Exercise prompt ::
Write every record out again exactly, and keep images out of it.
[[ Dataset content open ]]
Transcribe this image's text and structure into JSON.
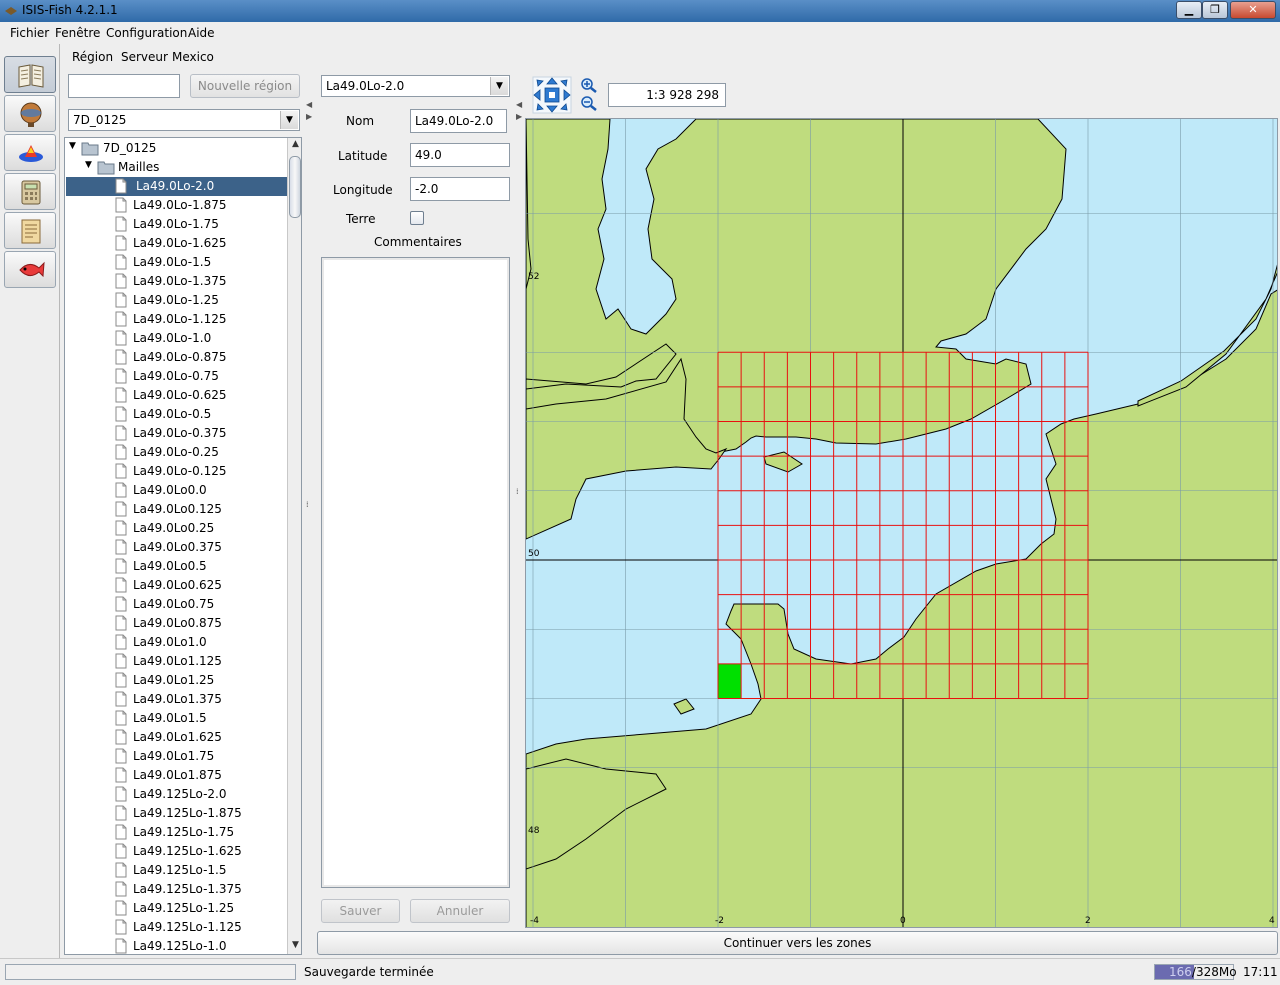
{
  "window": {
    "title": "ISIS-Fish 4.2.1.1"
  },
  "menubar": {
    "items": [
      "Fichier",
      "Fenêtre",
      "Configuration",
      "Aide"
    ]
  },
  "submenu": {
    "items": [
      "Région",
      "Serveur",
      "Mexico"
    ]
  },
  "toolstrip": {
    "icons": [
      "book-icon",
      "globe-icon",
      "fish-school-icon",
      "calculator-icon",
      "notepad-icon",
      "fish-icon"
    ]
  },
  "left_panel": {
    "search_value": "",
    "new_region_label": "Nouvelle région",
    "region_selected": "7D_0125",
    "tree": {
      "root": "7D_0125",
      "folder": "Mailles",
      "items": [
        "La49.0Lo-2.0",
        "La49.0Lo-1.875",
        "La49.0Lo-1.75",
        "La49.0Lo-1.625",
        "La49.0Lo-1.5",
        "La49.0Lo-1.375",
        "La49.0Lo-1.25",
        "La49.0Lo-1.125",
        "La49.0Lo-1.0",
        "La49.0Lo-0.875",
        "La49.0Lo-0.75",
        "La49.0Lo-0.625",
        "La49.0Lo-0.5",
        "La49.0Lo-0.375",
        "La49.0Lo-0.25",
        "La49.0Lo-0.125",
        "La49.0Lo0.0",
        "La49.0Lo0.125",
        "La49.0Lo0.25",
        "La49.0Lo0.375",
        "La49.0Lo0.5",
        "La49.0Lo0.625",
        "La49.0Lo0.75",
        "La49.0Lo0.875",
        "La49.0Lo1.0",
        "La49.0Lo1.125",
        "La49.0Lo1.25",
        "La49.0Lo1.375",
        "La49.0Lo1.5",
        "La49.0Lo1.625",
        "La49.0Lo1.75",
        "La49.0Lo1.875",
        "La49.125Lo-2.0",
        "La49.125Lo-1.875",
        "La49.125Lo-1.75",
        "La49.125Lo-1.625",
        "La49.125Lo-1.5",
        "La49.125Lo-1.375",
        "La49.125Lo-1.25",
        "La49.125Lo-1.125",
        "La49.125Lo-1.0"
      ],
      "selected_index": 0
    }
  },
  "middle_panel": {
    "cell_selected": "La49.0Lo-2.0",
    "nom_label": "Nom",
    "nom_value": "La49.0Lo-2.0",
    "latitude_label": "Latitude",
    "latitude_value": "49.0",
    "longitude_label": "Longitude",
    "longitude_value": "-2.0",
    "terre_label": "Terre",
    "terre_checked": false,
    "commentaires_label": "Commentaires",
    "commentaires_value": "",
    "save_label": "Sauver",
    "cancel_label": "Annuler"
  },
  "map": {
    "scale": "1:3 928 298",
    "lat_labels": [
      "52",
      "50",
      "48"
    ],
    "lon_labels": [
      "-4",
      "-2",
      "0",
      "2",
      "4"
    ],
    "grid_lon_range": [
      -2,
      2
    ],
    "grid_lat_range": [
      49,
      51.5
    ],
    "grid_cell_size_deg": [
      0.25,
      0.25
    ],
    "selected_cell": {
      "lat": 49.0,
      "lon": -2.0
    },
    "colors": {
      "land": "#bfdc7e",
      "sea": "#bfe9f9",
      "grid": "#e81010",
      "selected": "#00e000",
      "graticule": "#7a9aa8"
    }
  },
  "continue_label": "Continuer vers les zones",
  "status": {
    "message": "Sauvegarde terminée",
    "memory_used": "166",
    "memory_rest": "/3",
    "memory_tail": "28Mo",
    "memory_fraction": 0.5,
    "clock": "17:11"
  }
}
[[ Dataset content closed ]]
Answer for the task ::
Transcribe this image's text and structure into JSON.
{
  "window": {
    "title": "ISIS-Fish 4.2.1.1"
  },
  "menubar": {
    "items": [
      "Fichier",
      "Fenêtre",
      "Configuration",
      "Aide"
    ]
  },
  "submenu": {
    "items": [
      "Région",
      "Serveur",
      "Mexico"
    ]
  },
  "toolstrip": {
    "icons": [
      "book-icon",
      "globe-icon",
      "fish-school-icon",
      "calculator-icon",
      "notepad-icon",
      "fish-icon"
    ]
  },
  "left_panel": {
    "search_value": "",
    "new_region_label": "Nouvelle région",
    "region_selected": "7D_0125",
    "tree": {
      "root": "7D_0125",
      "folder": "Mailles",
      "items": [
        "La49.0Lo-2.0",
        "La49.0Lo-1.875",
        "La49.0Lo-1.75",
        "La49.0Lo-1.625",
        "La49.0Lo-1.5",
        "La49.0Lo-1.375",
        "La49.0Lo-1.25",
        "La49.0Lo-1.125",
        "La49.0Lo-1.0",
        "La49.0Lo-0.875",
        "La49.0Lo-0.75",
        "La49.0Lo-0.625",
        "La49.0Lo-0.5",
        "La49.0Lo-0.375",
        "La49.0Lo-0.25",
        "La49.0Lo-0.125",
        "La49.0Lo0.0",
        "La49.0Lo0.125",
        "La49.0Lo0.25",
        "La49.0Lo0.375",
        "La49.0Lo0.5",
        "La49.0Lo0.625",
        "La49.0Lo0.75",
        "La49.0Lo0.875",
        "La49.0Lo1.0",
        "La49.0Lo1.125",
        "La49.0Lo1.25",
        "La49.0Lo1.375",
        "La49.0Lo1.5",
        "La49.0Lo1.625",
        "La49.0Lo1.75",
        "La49.0Lo1.875",
        "La49.125Lo-2.0",
        "La49.125Lo-1.875",
        "La49.125Lo-1.75",
        "La49.125Lo-1.625",
        "La49.125Lo-1.5",
        "La49.125Lo-1.375",
        "La49.125Lo-1.25",
        "La49.125Lo-1.125",
        "La49.125Lo-1.0"
      ],
      "selected_index": 0
    }
  },
  "middle_panel": {
    "cell_selected": "La49.0Lo-2.0",
    "nom_label": "Nom",
    "nom_value": "La49.0Lo-2.0",
    "latitude_label": "Latitude",
    "latitude_value": "49.0",
    "longitude_label": "Longitude",
    "longitude_value": "-2.0",
    "terre_label": "Terre",
    "terre_checked": false,
    "commentaires_label": "Commentaires",
    "commentaires_value": "",
    "save_label": "Sauver",
    "cancel_label": "Annuler"
  },
  "map": {
    "scale": "1:3 928 298",
    "lat_labels": [
      "52",
      "50",
      "48"
    ],
    "lon_labels": [
      "-4",
      "-2",
      "0",
      "2",
      "4"
    ],
    "grid_lon_range": [
      -2,
      2
    ],
    "grid_lat_range": [
      49,
      51.5
    ],
    "grid_cell_size_deg": [
      0.25,
      0.25
    ],
    "selected_cell": {
      "lat": 49.0,
      "lon": -2.0
    },
    "colors": {
      "land": "#bfdc7e",
      "sea": "#bfe9f9",
      "grid": "#e81010",
      "selected": "#00e000",
      "graticule": "#7a9aa8"
    }
  },
  "continue_label": "Continuer vers les zones",
  "status": {
    "message": "Sauvegarde terminée",
    "memory_used": "166",
    "memory_rest": "/3",
    "memory_tail": "28Mo",
    "memory_fraction": 0.5,
    "clock": "17:11"
  }
}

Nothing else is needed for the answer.